Required work: Note each line in the data holding the string "groups" and report it.

»»

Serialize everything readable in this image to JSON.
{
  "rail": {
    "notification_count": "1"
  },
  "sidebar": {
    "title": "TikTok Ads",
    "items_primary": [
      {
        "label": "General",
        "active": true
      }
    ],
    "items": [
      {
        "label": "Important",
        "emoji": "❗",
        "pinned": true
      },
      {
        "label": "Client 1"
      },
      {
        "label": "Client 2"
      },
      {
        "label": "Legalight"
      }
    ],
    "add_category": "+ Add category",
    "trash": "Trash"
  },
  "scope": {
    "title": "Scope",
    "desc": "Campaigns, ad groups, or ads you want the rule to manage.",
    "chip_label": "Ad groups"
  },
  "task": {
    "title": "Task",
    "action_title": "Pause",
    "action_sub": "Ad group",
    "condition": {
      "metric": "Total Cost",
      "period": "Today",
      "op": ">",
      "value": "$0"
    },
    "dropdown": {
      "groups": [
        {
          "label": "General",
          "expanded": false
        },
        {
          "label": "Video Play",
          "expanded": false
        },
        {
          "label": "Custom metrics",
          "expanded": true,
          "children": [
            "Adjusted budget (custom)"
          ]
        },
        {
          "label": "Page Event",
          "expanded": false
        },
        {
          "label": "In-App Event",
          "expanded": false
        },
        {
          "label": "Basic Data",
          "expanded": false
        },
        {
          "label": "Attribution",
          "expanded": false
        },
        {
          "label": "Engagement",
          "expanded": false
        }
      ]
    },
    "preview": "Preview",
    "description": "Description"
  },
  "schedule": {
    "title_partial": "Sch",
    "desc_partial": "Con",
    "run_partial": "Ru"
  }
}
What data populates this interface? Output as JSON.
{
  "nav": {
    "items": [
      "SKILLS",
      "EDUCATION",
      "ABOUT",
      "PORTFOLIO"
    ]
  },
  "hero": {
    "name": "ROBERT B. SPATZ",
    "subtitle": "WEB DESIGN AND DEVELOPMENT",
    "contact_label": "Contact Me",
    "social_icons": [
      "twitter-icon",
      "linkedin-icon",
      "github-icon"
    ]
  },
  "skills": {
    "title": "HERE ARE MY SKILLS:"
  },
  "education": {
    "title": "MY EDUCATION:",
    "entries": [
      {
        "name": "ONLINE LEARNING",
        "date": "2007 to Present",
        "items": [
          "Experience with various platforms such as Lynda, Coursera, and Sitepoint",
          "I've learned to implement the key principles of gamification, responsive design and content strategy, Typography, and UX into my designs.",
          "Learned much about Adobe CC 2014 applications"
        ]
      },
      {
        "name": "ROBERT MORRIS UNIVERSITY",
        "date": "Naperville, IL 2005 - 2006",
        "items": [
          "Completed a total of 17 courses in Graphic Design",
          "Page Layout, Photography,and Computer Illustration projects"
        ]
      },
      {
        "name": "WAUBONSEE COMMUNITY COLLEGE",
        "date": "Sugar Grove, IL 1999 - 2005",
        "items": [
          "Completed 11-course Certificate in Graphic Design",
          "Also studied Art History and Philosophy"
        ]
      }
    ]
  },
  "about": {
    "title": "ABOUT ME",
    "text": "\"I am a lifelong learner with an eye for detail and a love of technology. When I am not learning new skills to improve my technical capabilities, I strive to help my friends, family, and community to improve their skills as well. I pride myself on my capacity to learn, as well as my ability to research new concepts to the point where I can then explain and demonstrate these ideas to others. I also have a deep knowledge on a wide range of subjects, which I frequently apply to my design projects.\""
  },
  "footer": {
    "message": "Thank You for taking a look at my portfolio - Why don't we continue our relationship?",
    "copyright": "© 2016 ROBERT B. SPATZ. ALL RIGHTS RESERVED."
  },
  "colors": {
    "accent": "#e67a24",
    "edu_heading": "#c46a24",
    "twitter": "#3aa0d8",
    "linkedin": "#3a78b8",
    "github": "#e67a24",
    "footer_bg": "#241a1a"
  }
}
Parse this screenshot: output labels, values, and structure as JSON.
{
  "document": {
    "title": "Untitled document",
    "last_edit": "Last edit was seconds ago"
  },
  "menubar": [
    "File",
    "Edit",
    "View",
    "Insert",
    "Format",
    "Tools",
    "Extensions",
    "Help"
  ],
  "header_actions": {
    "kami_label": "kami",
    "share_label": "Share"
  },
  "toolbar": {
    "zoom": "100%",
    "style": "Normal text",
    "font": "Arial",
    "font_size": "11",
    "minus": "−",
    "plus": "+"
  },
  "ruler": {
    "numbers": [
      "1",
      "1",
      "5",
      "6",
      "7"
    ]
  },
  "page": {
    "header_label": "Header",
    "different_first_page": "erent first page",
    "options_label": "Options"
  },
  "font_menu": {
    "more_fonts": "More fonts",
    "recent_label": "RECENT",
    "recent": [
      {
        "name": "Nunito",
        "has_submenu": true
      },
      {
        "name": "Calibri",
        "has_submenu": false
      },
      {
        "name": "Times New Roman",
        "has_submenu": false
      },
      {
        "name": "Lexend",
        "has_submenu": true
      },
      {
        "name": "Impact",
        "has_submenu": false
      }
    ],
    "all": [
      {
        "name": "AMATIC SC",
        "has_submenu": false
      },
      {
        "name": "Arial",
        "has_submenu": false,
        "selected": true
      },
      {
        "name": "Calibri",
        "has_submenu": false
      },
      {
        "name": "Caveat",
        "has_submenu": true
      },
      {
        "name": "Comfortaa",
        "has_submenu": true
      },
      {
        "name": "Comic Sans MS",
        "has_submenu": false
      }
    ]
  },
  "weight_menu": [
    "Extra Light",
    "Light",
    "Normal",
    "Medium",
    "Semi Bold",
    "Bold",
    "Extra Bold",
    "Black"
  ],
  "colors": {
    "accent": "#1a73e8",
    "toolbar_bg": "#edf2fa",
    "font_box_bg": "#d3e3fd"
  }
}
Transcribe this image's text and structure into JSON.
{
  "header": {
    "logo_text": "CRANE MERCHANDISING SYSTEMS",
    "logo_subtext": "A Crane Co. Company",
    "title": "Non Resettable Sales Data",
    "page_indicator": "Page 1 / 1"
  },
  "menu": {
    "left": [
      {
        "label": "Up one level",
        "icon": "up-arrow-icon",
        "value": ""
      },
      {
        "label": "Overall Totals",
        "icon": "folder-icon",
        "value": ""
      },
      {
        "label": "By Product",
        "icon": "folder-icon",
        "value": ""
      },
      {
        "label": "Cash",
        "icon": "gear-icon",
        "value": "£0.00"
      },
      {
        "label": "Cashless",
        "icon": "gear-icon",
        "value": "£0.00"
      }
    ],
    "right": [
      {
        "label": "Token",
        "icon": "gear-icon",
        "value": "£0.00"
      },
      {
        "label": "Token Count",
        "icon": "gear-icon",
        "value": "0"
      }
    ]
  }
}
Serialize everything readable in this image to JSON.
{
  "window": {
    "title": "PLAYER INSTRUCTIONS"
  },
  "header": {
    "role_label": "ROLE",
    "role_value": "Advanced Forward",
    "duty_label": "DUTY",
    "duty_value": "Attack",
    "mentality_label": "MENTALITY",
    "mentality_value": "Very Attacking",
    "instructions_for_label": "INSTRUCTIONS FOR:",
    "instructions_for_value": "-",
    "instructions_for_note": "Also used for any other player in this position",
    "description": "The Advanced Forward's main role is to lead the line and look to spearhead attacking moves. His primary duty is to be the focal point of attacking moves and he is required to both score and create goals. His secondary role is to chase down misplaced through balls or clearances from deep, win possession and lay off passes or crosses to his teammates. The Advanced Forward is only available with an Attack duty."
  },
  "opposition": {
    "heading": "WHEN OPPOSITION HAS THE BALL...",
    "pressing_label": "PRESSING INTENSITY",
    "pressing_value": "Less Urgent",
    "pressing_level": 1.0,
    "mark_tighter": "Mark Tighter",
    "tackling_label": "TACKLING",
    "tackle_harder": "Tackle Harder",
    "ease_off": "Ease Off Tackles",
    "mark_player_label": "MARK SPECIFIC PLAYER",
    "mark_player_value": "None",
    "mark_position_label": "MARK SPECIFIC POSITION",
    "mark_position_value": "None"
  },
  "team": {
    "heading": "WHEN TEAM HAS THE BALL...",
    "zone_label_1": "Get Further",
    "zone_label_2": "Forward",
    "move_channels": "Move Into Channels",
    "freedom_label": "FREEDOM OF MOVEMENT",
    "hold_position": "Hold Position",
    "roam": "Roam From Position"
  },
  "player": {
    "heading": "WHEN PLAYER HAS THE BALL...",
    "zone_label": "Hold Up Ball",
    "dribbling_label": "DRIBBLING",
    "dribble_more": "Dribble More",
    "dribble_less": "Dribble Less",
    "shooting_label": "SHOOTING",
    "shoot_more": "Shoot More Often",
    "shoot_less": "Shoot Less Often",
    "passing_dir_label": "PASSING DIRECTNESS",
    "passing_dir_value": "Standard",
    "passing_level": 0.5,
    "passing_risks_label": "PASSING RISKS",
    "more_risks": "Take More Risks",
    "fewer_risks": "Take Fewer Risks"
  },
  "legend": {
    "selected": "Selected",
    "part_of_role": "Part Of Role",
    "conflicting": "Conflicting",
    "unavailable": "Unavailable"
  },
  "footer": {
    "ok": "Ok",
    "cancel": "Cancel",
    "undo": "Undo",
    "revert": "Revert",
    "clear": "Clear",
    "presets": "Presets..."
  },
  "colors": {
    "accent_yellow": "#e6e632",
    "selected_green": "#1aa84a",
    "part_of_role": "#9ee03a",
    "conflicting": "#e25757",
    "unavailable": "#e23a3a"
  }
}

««

Answer to the problem:
    "desc": "Campaigns, ad groups, or ads you want the rule to manage.",
    "chip_label": "Ad groups"
      "groups": [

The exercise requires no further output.